> WHAT IS EXPECTED
Please copy out the full listing that follows exactly; no picture belongs in the copy.

> SUPPLIED DATA
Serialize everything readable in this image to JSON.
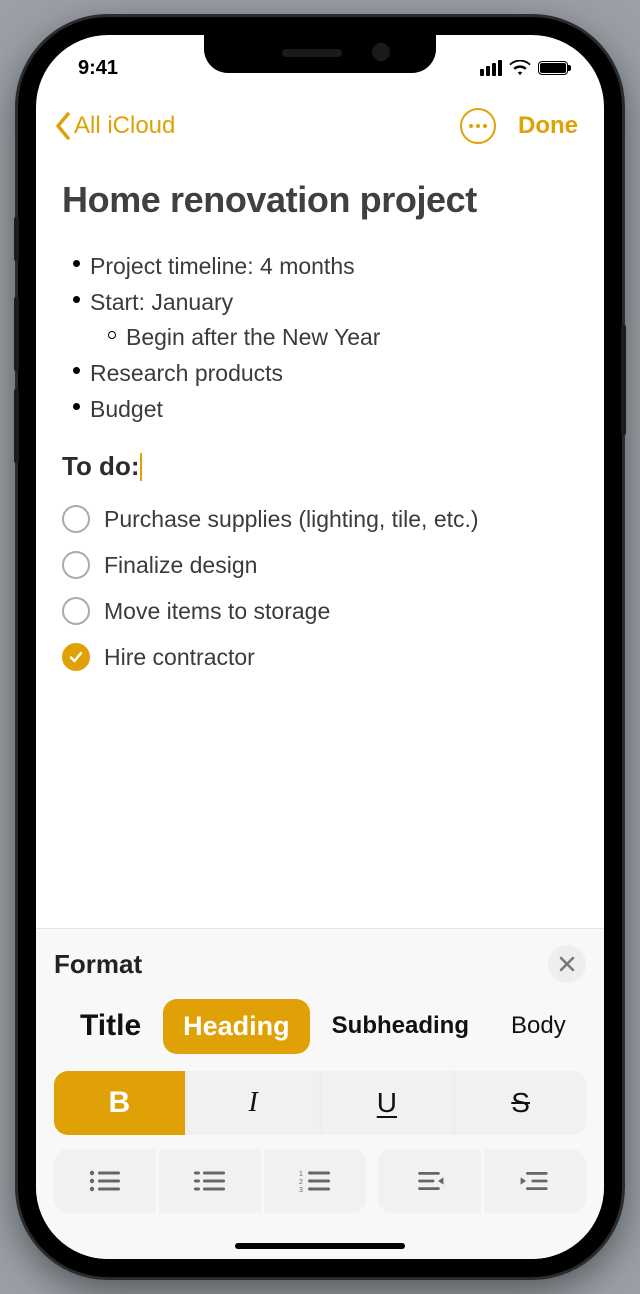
{
  "status": {
    "time": "9:41"
  },
  "nav": {
    "back_label": "All iCloud",
    "done_label": "Done"
  },
  "note": {
    "title": "Home renovation project",
    "bullets": [
      "Project timeline: 4 months",
      "Start: January",
      "Research products",
      "Budget"
    ],
    "sub_bullet": "Begin after the New Year",
    "heading": "To do:",
    "checklist": [
      {
        "label": "Purchase supplies (lighting, tile, etc.)",
        "checked": false
      },
      {
        "label": "Finalize design",
        "checked": false
      },
      {
        "label": "Move items to storage",
        "checked": false
      },
      {
        "label": "Hire contractor",
        "checked": true
      }
    ]
  },
  "format": {
    "panel_title": "Format",
    "styles": {
      "title": "Title",
      "heading": "Heading",
      "subheading": "Subheading",
      "body": "Body"
    },
    "bui": {
      "bold": "B",
      "italic": "I",
      "underline": "U",
      "strike": "S"
    }
  }
}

> RESPONSE TO THE EXERCISE
Serialize everything readable in this image to JSON.
{
  "status": {
    "time": "9:41"
  },
  "nav": {
    "back_label": "All iCloud",
    "done_label": "Done"
  },
  "note": {
    "title": "Home renovation project",
    "bullets": [
      "Project timeline: 4 months",
      "Start: January",
      "Research products",
      "Budget"
    ],
    "sub_bullet": "Begin after the New Year",
    "heading": "To do:",
    "checklist": [
      {
        "label": "Purchase supplies (lighting, tile, etc.)",
        "checked": false
      },
      {
        "label": "Finalize design",
        "checked": false
      },
      {
        "label": "Move items to storage",
        "checked": false
      },
      {
        "label": "Hire contractor",
        "checked": true
      }
    ]
  },
  "format": {
    "panel_title": "Format",
    "styles": {
      "title": "Title",
      "heading": "Heading",
      "subheading": "Subheading",
      "body": "Body"
    },
    "bui": {
      "bold": "B",
      "italic": "I",
      "underline": "U",
      "strike": "S"
    }
  }
}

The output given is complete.